#### [Problem]
Could every line of the data be copied out once more, exactly?
[[ Information given, beginning ]]
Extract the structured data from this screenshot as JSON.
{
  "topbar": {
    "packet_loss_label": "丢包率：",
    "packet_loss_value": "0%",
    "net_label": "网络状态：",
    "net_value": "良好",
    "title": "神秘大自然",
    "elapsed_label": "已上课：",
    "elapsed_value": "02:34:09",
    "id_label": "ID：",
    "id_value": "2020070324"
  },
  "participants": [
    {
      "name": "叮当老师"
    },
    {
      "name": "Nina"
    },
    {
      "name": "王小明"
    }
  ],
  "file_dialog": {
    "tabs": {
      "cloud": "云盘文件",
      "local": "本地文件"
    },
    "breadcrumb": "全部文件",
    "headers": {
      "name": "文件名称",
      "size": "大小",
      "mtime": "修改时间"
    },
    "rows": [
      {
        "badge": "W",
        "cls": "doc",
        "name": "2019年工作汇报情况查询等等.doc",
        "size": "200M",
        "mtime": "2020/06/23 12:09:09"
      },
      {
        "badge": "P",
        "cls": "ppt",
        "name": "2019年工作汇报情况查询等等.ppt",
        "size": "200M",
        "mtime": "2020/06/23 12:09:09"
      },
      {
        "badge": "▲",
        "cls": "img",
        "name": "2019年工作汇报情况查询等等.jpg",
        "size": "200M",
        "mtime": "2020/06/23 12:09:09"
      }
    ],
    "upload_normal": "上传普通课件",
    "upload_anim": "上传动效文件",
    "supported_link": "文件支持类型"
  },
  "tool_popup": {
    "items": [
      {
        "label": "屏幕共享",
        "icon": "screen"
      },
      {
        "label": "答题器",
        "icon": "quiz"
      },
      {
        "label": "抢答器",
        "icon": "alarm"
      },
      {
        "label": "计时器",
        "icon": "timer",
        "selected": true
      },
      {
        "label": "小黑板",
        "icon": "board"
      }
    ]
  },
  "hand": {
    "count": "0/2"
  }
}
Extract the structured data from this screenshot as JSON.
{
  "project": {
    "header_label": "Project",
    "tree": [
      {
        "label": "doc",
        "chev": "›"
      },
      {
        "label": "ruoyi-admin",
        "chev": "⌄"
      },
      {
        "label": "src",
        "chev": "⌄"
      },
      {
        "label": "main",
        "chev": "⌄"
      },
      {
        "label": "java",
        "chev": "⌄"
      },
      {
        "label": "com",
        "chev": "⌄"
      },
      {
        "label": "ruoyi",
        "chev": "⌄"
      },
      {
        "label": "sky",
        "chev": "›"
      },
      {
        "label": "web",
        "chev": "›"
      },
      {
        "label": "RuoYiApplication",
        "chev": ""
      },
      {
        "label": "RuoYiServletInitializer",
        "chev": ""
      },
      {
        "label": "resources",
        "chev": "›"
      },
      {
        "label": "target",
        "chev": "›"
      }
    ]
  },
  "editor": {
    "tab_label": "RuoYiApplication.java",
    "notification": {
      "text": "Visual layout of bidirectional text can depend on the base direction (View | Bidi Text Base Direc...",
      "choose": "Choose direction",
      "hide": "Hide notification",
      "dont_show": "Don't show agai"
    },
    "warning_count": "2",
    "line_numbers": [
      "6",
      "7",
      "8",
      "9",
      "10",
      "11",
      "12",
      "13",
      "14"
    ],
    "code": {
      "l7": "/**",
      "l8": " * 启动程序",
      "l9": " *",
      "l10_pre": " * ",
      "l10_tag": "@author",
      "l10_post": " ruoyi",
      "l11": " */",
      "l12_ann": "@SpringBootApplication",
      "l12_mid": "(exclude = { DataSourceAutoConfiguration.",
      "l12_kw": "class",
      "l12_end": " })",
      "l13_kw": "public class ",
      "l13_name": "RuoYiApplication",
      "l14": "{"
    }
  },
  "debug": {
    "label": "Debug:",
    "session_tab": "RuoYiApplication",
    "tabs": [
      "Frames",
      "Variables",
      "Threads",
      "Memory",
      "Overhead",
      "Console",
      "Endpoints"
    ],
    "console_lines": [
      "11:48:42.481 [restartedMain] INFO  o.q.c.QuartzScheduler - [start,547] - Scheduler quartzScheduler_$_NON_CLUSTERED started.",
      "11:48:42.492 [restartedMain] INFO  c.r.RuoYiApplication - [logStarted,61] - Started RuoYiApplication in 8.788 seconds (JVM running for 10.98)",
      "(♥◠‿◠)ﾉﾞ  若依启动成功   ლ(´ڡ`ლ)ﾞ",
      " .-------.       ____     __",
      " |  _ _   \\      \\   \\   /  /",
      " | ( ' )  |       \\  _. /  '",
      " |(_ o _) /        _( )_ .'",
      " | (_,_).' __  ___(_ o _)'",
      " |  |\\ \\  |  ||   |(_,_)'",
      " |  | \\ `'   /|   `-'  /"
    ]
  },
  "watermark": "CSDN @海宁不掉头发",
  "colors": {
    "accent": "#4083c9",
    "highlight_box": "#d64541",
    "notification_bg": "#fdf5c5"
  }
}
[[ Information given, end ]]
#### [Solution]
Extract the structured data from this screenshot as JSON.
{
  "topbar": {
    "packet_loss_label": "丢包率：",
    "packet_loss_value": "0%",
    "net_label": "网络状态：",
    "net_value": "良好",
    "title": "神秘大自然",
    "elapsed_label": "已上课：",
    "elapsed_value": "02:34:09",
    "id_label": "ID：",
    "id_value": "2020070324"
  },
  "participants": [
    {
      "name": "叮当老师"
    },
    {
      "name": "Nina"
    },
    {
      "name": "王小明"
    }
  ],
  "file_dialog": {
    "tabs": {
      "cloud": "云盘文件",
      "local": "本地文件"
    },
    "breadcrumb": "全部文件",
    "headers": {
      "name": "文件名称",
      "size": "大小",
      "mtime": "修改时间"
    },
    "rows": [
      {
        "badge": "W",
        "cls": "doc",
        "name": "2019年工作汇报情况查询等等.doc",
        "size": "200M",
        "mtime": "2020/06/23 12:09:09"
      },
      {
        "badge": "P",
        "cls": "ppt",
        "name": "2019年工作汇报情况查询等等.ppt",
        "size": "200M",
        "mtime": "2020/06/23 12:09:09"
      },
      {
        "badge": "▲",
        "cls": "img",
        "name": "2019年工作汇报情况查询等等.jpg",
        "size": "200M",
        "mtime": "2020/06/23 12:09:09"
      }
    ],
    "upload_normal": "上传普通课件",
    "upload_anim": "上传动效文件",
    "supported_link": "文件支持类型"
  },
  "tool_popup": {
    "items": [
      {
        "label": "屏幕共享",
        "icon": "screen"
      },
      {
        "label": "答题器",
        "icon": "quiz"
      },
      {
        "label": "抢答器",
        "icon": "alarm"
      },
      {
        "label": "计时器",
        "icon": "timer",
        "selected": true
      },
      {
        "label": "小黑板",
        "icon": "board"
      }
    ]
  },
  "hand": {
    "count": "0/2"
  }
}
Extract the structured data from this screenshot as JSON.
{
  "project": {
    "header_label": "Project",
    "tree": [
      {
        "label": "doc",
        "chev": "›"
      },
      {
        "label": "ruoyi-admin",
        "chev": "⌄"
      },
      {
        "label": "src",
        "chev": "⌄"
      },
      {
        "label": "main",
        "chev": "⌄"
      },
      {
        "label": "java",
        "chev": "⌄"
      },
      {
        "label": "com",
        "chev": "⌄"
      },
      {
        "label": "ruoyi",
        "chev": "⌄"
      },
      {
        "label": "sky",
        "chev": "›"
      },
      {
        "label": "web",
        "chev": "›"
      },
      {
        "label": "RuoYiApplication",
        "chev": ""
      },
      {
        "label": "RuoYiServletInitializer",
        "chev": ""
      },
      {
        "label": "resources",
        "chev": "›"
      },
      {
        "label": "target",
        "chev": "›"
      }
    ]
  },
  "editor": {
    "tab_label": "RuoYiApplication.java",
    "notification": {
      "text": "Visual layout of bidirectional text can depend on the base direction (View | Bidi Text Base Direc...",
      "choose": "Choose direction",
      "hide": "Hide notification",
      "dont_show": "Don't show agai"
    },
    "warning_count": "2",
    "line_numbers": [
      "6",
      "7",
      "8",
      "9",
      "10",
      "11",
      "12",
      "13",
      "14"
    ],
    "code": {
      "l7": "/**",
      "l8": " * 启动程序",
      "l9": " *",
      "l10_pre": " * ",
      "l10_tag": "@author",
      "l10_post": " ruoyi",
      "l11": " */",
      "l12_ann": "@SpringBootApplication",
      "l12_mid": "(exclude = { DataSourceAutoConfiguration.",
      "l12_kw": "class",
      "l12_end": " })",
      "l13_kw": "public class ",
      "l13_name": "RuoYiApplication",
      "l14": "{"
    }
  },
  "debug": {
    "label": "Debug:",
    "session_tab": "RuoYiApplication",
    "tabs": [
      "Frames",
      "Variables",
      "Threads",
      "Memory",
      "Overhead",
      "Console",
      "Endpoints"
    ],
    "console_lines": [
      "11:48:42.481 [restartedMain] INFO  o.q.c.QuartzScheduler - [start,547] - Scheduler quartzScheduler_$_NON_CLUSTERED started.",
      "11:48:42.492 [restartedMain] INFO  c.r.RuoYiApplication - [logStarted,61] - Started RuoYiApplication in 8.788 seconds (JVM running for 10.98)",
      "(♥◠‿◠)ﾉﾞ  若依启动成功   ლ(´ڡ`ლ)ﾞ",
      " .-------.       ____     __",
      " |  _ _   \\      \\   \\   /  /",
      " | ( ' )  |       \\  _. /  '",
      " |(_ o _) /        _( )_ .'",
      " | (_,_).' __  ___(_ o _)'",
      " |  |\\ \\  |  ||   |(_,_)'",
      " |  | \\ `'   /|   `-'  /"
    ]
  },
  "watermark": "CSDN @海宁不掉头发",
  "colors": {
    "accent": "#4083c9",
    "highlight_box": "#d64541",
    "notification_bg": "#fdf5c5"
  }
}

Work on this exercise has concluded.